# [ABOUT THIS EXERCISE]
Give back every line of the data, word for word.

# [AVAILABLE DATA]

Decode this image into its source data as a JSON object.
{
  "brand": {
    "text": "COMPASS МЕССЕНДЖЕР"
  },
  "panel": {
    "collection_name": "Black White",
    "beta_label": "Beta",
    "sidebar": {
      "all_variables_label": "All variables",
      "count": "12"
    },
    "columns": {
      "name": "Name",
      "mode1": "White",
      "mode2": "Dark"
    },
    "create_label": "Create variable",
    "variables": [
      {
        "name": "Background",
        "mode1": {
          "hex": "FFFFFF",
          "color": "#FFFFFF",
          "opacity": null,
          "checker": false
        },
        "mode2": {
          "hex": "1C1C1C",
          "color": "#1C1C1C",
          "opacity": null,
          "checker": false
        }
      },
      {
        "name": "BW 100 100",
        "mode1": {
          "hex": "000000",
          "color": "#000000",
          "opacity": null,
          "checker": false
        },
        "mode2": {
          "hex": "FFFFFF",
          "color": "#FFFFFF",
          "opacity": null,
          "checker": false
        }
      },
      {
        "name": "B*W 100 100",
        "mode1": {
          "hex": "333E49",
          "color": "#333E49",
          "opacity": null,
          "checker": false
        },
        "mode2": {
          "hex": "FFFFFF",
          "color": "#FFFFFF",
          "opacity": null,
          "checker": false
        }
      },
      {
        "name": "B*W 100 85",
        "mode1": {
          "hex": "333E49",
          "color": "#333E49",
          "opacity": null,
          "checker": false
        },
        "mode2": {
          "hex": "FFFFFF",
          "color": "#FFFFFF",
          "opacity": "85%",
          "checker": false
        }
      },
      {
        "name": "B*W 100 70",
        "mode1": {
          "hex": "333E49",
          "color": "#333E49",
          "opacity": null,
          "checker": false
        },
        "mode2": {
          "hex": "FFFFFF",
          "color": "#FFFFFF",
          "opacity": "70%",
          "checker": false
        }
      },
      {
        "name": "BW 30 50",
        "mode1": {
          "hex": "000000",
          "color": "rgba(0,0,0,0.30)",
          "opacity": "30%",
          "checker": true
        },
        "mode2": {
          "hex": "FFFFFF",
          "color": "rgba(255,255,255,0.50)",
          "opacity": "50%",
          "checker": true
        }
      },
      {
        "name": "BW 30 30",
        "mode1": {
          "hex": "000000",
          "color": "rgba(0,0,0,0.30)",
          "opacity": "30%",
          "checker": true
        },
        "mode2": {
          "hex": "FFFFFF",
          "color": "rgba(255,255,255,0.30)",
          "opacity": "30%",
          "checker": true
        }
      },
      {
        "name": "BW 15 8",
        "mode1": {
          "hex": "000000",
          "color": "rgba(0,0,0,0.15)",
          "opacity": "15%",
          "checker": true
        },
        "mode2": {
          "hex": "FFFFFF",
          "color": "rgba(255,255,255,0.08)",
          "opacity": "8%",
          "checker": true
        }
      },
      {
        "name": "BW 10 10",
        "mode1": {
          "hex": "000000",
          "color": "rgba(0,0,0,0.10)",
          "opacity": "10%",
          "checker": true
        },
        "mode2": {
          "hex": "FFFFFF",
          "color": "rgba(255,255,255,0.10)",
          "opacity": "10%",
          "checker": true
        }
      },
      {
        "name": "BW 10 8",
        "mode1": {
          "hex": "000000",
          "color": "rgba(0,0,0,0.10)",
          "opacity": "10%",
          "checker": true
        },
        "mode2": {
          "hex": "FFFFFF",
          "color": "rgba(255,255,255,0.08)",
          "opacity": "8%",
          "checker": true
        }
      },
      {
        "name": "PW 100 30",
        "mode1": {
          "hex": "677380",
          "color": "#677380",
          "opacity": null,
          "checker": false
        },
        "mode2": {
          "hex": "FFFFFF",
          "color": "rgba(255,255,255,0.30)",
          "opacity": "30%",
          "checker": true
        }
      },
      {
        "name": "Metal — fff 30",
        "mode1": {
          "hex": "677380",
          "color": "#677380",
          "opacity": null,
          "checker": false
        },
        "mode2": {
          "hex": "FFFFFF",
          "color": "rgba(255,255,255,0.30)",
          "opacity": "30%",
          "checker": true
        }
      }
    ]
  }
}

# [SOLUTION FOR THIS TASK]
Decode this image into its source data as a JSON object.
{
  "brand": {
    "text": "COMPASS МЕССЕНДЖЕР"
  },
  "panel": {
    "collection_name": "Black White",
    "beta_label": "Beta",
    "sidebar": {
      "all_variables_label": "All variables",
      "count": "12"
    },
    "columns": {
      "name": "Name",
      "mode1": "White",
      "mode2": "Dark"
    },
    "create_label": "Create variable",
    "variables": [
      {
        "name": "Background",
        "mode1": {
          "hex": "FFFFFF",
          "color": "#FFFFFF",
          "opacity": null,
          "checker": false
        },
        "mode2": {
          "hex": "1C1C1C",
          "color": "#1C1C1C",
          "opacity": null,
          "checker": false
        }
      },
      {
        "name": "BW 100 100",
        "mode1": {
          "hex": "000000",
          "color": "#000000",
          "opacity": null,
          "checker": false
        },
        "mode2": {
          "hex": "FFFFFF",
          "color": "#FFFFFF",
          "opacity": null,
          "checker": false
        }
      },
      {
        "name": "B*W 100 100",
        "mode1": {
          "hex": "333E49",
          "color": "#333E49",
          "opacity": null,
          "checker": false
        },
        "mode2": {
          "hex": "FFFFFF",
          "color": "#FFFFFF",
          "opacity": null,
          "checker": false
        }
      },
      {
        "name": "B*W 100 85",
        "mode1": {
          "hex": "333E49",
          "color": "#333E49",
          "opacity": null,
          "checker": false
        },
        "mode2": {
          "hex": "FFFFFF",
          "color": "#FFFFFF",
          "opacity": "85%",
          "checker": false
        }
      },
      {
        "name": "B*W 100 70",
        "mode1": {
          "hex": "333E49",
          "color": "#333E49",
          "opacity": null,
          "checker": false
        },
        "mode2": {
          "hex": "FFFFFF",
          "color": "#FFFFFF",
          "opacity": "70%",
          "checker": false
        }
      },
      {
        "name": "BW 30 50",
        "mode1": {
          "hex": "000000",
          "color": "rgba(0,0,0,0.30)",
          "opacity": "30%",
          "checker": true
        },
        "mode2": {
          "hex": "FFFFFF",
          "color": "rgba(255,255,255,0.50)",
          "opacity": "50%",
          "checker": true
        }
      },
      {
        "name": "BW 30 30",
        "mode1": {
          "hex": "000000",
          "color": "rgba(0,0,0,0.30)",
          "opacity": "30%",
          "checker": true
        },
        "mode2": {
          "hex": "FFFFFF",
          "color": "rgba(255,255,255,0.30)",
          "opacity": "30%",
          "checker": true
        }
      },
      {
        "name": "BW 15 8",
        "mode1": {
          "hex": "000000",
          "color": "rgba(0,0,0,0.15)",
          "opacity": "15%",
          "checker": true
        },
        "mode2": {
          "hex": "FFFFFF",
          "color": "rgba(255,255,255,0.08)",
          "opacity": "8%",
          "checker": true
        }
      },
      {
        "name": "BW 10 10",
        "mode1": {
          "hex": "000000",
          "color": "rgba(0,0,0,0.10)",
          "opacity": "10%",
          "checker": true
        },
        "mode2": {
          "hex": "FFFFFF",
          "color": "rgba(255,255,255,0.10)",
          "opacity": "10%",
          "checker": true
        }
      },
      {
        "name": "BW 10 8",
        "mode1": {
          "hex": "000000",
          "color": "rgba(0,0,0,0.10)",
          "opacity": "10%",
          "checker": true
        },
        "mode2": {
          "hex": "FFFFFF",
          "color": "rgba(255,255,255,0.08)",
          "opacity": "8%",
          "checker": true
        }
      },
      {
        "name": "PW 100 30",
        "mode1": {
          "hex": "677380",
          "color": "#677380",
          "opacity": null,
          "checker": false
        },
        "mode2": {
          "hex": "FFFFFF",
          "color": "rgba(255,255,255,0.30)",
          "opacity": "30%",
          "checker": true
        }
      },
      {
        "name": "Metal — fff 30",
        "mode1": {
          "hex": "677380",
          "color": "#677380",
          "opacity": null,
          "checker": false
        },
        "mode2": {
          "hex": "FFFFFF",
          "color": "rgba(255,255,255,0.30)",
          "opacity": "30%",
          "checker": true
        }
      }
    ]
  }
}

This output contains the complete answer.